Having said that I've decided that sudden and random character death, even if it's the result of a player missing a clue hinting at danger, isn't all that much fun. Surprise attacks or situations coupled with some sort of dice roll(s) to see if a character is out of the game don't seem like a very good idea. I still like surprises, and I still like that sense of danger - but I think the players either need to be able to take at least one surprise hit, or they need to be able to make meaningful choices about whether to make a risky choice or not.
In classic fantasy RPGs like D&D your starting character has somewhere between 1 and 7 hit points. Sometimes a bit more or less if you have variable hit dice based on class. Weapons and traps do 1-6 damage, or up to 1-10 damage if you use the variable weapon damage rules to go along with the variable hit dice. Either way you're looking at a game where 1st level characters can be killed with a single hit.
What I'd like to avoid is the "more math" solution where all the numbers just get bigger: more hit points, more damage to make things feel exciting again, longer combats, etc.
To create a slightly less lethal game I'm going to use the following changes to hit points in the Weird West campaign:
Starting Hit Points
1st level characters begin the game with 4 hit points for being an exceptional regular human being - an adventurer. This may be modified by one point higher or lower if the character has an exceptional Constitution ability.

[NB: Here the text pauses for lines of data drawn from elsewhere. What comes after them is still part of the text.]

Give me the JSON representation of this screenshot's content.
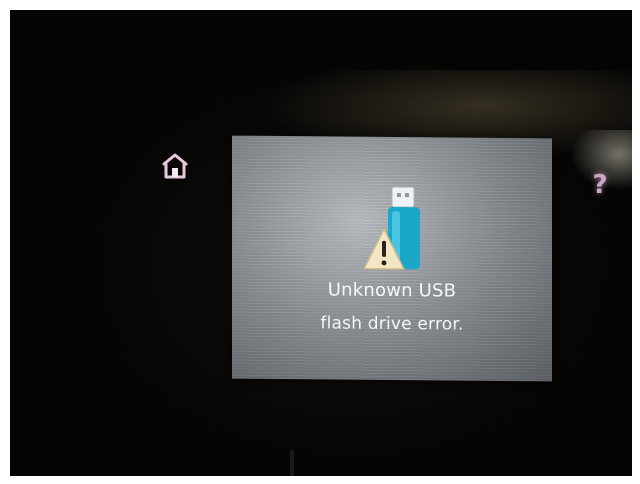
{
  "screen": {
    "message_line1": "Unknown USB",
    "message_line2": "flash drive error.",
    "icon": "usb-flash-drive-warning-icon"
  },
  "panel": {
    "home_icon": "home-icon",
    "help_label": "?"
  },
  "colors": {
    "screen_background": "#8c9196",
    "usb_drive_body": "#1aa7c9",
    "warning_triangle": "#f2e6c4",
    "button_glow": "#e8c9e2"
  }
}
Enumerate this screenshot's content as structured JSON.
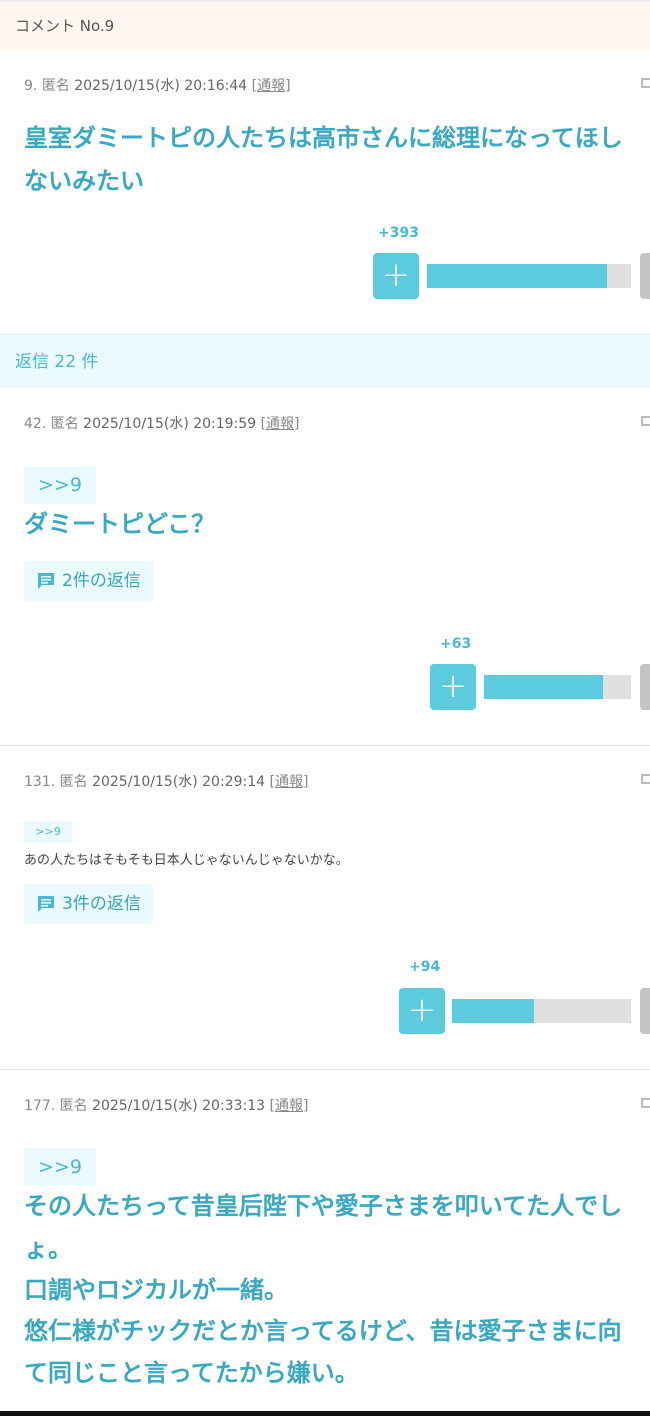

In addition to this the character gains the maximum for their class hit dice.
For example, a Fighting Man with exceptional Constitution begins the game with 13 hit points (4 + 1 + 8 = 13). A Magician with negatively exceptional Constitution would begin the game with 7 hit points (4 -1 + 4 = 7).
All starting characters will then have between 7 and 13 hit points.
Since weapon damage is limited by a character's class, players may encounter enemies that while attacking with a weapon capable of d8 or d10 damage are only rolling d6 for their attacks against the players. This will be particularly true for lower level encounters when d4 or d6 would more routinely be the maximum an enemy could roll for damage.
Surprise type situations where a character might spring a trap, or fall into a pit will generally do d6 damage as well. "Save or Die" type situations involving either a saving throw or higher amounts of damage will always involve some sort of player decision about acceptable risk rather than be encountered randomly or arbitrarily.
Additionally, the rules for Non-Lethal Combat and Combat Maneuvers means that character defeat does not always mean character death. Players may be more inclined to accept that their PC has been knocked out rather than taking a d4 damage roll against their remaining 2 hit points. These could also be used for traps so that falling in a pit could mean either a sprained ankle (half-movement) OR taking d6 damage. Some other traps or environmental hazards (like the desert heat) might only do non-lethal damage as well.
I'm optimistic that this is the right balance between improving character longevity at 1st level with keeping the game exciting and not falling into the trap of hit point / damage inflation. I guess we'll find out very soon! :)